"But then, when that announcement is made - whether it be good, bad or ugly - everybody picks up again. Because, as long as something has been defined, as long as they have some level of certainty, they feel they have something they can move forward with. I think that's going to keep happening."
But, those brands that have been able to be a little braver, have been rewarded, he says.
"We're very lucky to have a long-established relationship with Samsung," he says. "We told them, we wanted to do something different, we want to make a difference in the industry. And they trusted us. They let us go away and get creative, and we felt very lucky in that."
The result was the Life Unstoppable experience, which used Unreal Engine - known for hosting multiplayer video games Fortnite and Final Fantasy- to create a hyper-realistic 3D world in which to host a product launch.
Bravery, budget and being flexible
"The challenge, to brands and to companies, is about being brave, being the first person to try something," says James. "Budget is going to be a huge issue, especially around hybrid, because we'll end up paying for two events, essentially, the physical and the virtual. We'll all need to have clear and open dialogues with our clients so that they have realistic budget expectations, when it comes to planning two events rather than one."
James also believes that planning events that allow for last minute changes in restrictions will also become key to every event planner's skillset.
"There's a big question around planning and flexibility," he says. "At the moment, we're two simultaneous event timeliness that enable us to dial up the digital if there's a spike in the pandemic.
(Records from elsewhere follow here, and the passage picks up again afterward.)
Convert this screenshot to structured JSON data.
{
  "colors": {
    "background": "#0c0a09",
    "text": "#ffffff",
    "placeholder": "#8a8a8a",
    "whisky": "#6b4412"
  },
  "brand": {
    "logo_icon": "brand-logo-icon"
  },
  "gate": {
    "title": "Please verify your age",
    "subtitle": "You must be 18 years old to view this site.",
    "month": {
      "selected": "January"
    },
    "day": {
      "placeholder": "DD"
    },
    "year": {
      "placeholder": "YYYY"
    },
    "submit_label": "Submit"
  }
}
Or, if restrictions lift sooner, we can dial up the physical."
In addition to increased flexibility and agility is an increased need to strong messaging for every event, to ensure that attendees understand the content, the purpose, and how to engage with it, however and wherever they experience it.
Plan B, C, D and E
BBC Studios event producer Georgia Toppin explained that she and her team have benefitted from having set procedures ready. “As long as we keep them in place we can still do it,” she said, “We have had to have plan B,C,D and E ready to go and that’s going to be the case for the next year.” She added that good relationships with suppliers is key for this sort of flexibility – ”having someone you can call at the last minute really helps.” Georgia also mentioned the importance of staying up to date with rules and regulations globally as they affect visitors.
Though Chris Elmitt of Crystal Interactive, agreed the last year has been a roller coaster for the industry, it’s shown events at its innovative best. “They will be better in future, I’m sure,” he said, “Event professionals as a group are resourceful so they will find ways to create a new normal for themselves and there will be more events – and better.”
Check out the video below to watch our digitally scribed summary of the event come to life.